Dataset rows describing interfaces
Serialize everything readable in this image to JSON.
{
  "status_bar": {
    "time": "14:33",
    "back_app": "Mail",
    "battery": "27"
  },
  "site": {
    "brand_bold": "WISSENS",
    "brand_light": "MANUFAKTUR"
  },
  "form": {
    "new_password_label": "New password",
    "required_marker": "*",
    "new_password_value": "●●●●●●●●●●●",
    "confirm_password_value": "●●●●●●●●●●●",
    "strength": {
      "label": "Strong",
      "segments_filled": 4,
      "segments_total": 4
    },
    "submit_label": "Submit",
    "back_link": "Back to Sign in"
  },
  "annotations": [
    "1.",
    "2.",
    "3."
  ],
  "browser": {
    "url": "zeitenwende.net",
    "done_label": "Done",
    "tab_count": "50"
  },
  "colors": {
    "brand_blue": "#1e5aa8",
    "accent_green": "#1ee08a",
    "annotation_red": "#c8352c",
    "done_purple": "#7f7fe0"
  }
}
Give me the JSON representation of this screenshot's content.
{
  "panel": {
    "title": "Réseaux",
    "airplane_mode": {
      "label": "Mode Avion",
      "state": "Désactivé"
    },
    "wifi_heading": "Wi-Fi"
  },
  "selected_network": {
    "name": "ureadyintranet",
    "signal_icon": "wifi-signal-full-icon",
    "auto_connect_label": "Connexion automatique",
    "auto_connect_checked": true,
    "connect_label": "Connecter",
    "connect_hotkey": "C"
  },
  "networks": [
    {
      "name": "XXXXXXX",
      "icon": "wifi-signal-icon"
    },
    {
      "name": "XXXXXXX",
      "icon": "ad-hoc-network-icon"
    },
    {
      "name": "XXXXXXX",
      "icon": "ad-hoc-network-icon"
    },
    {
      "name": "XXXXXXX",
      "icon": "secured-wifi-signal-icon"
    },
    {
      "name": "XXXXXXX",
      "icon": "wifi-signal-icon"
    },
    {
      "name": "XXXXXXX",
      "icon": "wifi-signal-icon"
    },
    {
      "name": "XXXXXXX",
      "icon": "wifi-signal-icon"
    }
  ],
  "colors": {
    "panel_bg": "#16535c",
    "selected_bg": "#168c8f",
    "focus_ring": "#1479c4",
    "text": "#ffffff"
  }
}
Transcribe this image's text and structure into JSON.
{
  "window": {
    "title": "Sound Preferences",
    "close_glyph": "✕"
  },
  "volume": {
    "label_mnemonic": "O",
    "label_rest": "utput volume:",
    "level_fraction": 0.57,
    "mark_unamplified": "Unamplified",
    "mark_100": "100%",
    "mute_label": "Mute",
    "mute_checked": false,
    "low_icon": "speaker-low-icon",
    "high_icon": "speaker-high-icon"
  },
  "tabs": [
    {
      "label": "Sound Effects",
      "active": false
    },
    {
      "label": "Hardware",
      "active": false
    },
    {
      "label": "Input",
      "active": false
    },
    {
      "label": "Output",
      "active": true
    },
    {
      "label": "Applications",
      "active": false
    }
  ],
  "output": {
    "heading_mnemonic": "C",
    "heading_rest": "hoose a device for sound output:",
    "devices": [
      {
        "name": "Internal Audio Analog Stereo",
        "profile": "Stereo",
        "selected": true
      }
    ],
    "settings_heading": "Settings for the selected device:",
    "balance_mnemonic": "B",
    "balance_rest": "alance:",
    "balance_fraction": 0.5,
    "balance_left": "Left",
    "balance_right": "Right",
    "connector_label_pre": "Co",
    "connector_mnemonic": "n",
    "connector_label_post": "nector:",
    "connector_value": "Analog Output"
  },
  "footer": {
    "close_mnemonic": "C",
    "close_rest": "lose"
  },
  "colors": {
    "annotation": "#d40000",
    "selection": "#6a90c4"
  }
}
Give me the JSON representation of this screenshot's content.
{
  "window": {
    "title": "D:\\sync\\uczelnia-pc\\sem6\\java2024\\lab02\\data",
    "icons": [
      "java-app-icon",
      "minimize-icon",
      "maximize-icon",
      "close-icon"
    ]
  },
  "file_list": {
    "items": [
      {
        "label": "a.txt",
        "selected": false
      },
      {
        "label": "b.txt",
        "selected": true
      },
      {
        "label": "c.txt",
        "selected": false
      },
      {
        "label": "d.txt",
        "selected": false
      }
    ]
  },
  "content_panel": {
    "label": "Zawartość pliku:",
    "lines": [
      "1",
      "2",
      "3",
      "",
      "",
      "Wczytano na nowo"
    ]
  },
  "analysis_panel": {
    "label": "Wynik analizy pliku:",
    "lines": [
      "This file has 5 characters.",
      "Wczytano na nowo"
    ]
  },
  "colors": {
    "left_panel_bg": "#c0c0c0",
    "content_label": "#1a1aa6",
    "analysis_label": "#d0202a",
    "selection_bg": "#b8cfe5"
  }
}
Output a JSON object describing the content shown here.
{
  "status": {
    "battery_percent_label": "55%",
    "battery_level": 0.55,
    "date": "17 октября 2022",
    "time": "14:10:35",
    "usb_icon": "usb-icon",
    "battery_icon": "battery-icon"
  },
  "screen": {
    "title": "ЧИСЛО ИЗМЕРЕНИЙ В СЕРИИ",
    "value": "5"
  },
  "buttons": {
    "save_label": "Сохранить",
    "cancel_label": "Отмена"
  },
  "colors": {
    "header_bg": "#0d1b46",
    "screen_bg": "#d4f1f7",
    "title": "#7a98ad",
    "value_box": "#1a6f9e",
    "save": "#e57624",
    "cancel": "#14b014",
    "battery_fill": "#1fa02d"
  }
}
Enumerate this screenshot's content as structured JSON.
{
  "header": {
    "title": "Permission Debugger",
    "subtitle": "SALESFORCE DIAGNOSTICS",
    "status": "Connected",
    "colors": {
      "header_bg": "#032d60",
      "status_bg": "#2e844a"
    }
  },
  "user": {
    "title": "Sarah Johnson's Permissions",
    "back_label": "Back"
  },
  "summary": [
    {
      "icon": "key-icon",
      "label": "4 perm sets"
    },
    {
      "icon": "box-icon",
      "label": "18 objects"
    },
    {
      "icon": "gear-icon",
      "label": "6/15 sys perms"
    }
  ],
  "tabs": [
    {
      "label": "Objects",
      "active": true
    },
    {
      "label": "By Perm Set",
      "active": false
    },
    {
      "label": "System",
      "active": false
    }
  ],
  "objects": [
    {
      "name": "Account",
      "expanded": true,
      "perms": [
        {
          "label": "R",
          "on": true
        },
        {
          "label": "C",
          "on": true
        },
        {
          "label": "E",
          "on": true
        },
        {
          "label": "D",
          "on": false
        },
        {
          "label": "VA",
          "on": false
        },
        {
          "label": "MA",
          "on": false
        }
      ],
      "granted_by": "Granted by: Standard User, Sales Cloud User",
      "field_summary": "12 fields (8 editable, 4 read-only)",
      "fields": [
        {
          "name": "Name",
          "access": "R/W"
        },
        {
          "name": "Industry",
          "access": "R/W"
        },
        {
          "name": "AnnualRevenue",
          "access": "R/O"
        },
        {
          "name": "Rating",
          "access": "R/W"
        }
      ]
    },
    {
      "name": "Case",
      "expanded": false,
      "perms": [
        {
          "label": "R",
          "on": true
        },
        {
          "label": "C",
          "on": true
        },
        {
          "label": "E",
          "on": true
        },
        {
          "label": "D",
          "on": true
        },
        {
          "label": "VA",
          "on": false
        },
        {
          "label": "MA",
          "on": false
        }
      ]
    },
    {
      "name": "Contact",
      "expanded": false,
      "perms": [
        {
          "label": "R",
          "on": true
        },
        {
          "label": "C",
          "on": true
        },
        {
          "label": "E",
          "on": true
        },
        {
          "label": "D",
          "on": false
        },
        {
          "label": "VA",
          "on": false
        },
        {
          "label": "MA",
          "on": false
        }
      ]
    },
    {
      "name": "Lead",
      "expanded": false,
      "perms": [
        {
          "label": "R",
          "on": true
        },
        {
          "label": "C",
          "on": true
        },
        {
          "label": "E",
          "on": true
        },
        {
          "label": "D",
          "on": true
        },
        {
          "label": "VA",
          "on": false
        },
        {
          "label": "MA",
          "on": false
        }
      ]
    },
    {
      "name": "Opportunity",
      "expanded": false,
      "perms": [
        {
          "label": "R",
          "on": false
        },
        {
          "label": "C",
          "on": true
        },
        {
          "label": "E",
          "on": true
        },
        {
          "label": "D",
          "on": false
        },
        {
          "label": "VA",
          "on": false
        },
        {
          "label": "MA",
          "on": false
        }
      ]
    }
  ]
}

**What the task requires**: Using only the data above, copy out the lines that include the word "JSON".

**Task output**:
Serialize everything readable in this image to JSON.
Give me the JSON representation of this screenshot's content.
Transcribe this image's text and structure into JSON.
Give me the JSON representation of this screenshot's content.
Output a JSON object describing the content shown here.
Enumerate this screenshot's content as structured JSON.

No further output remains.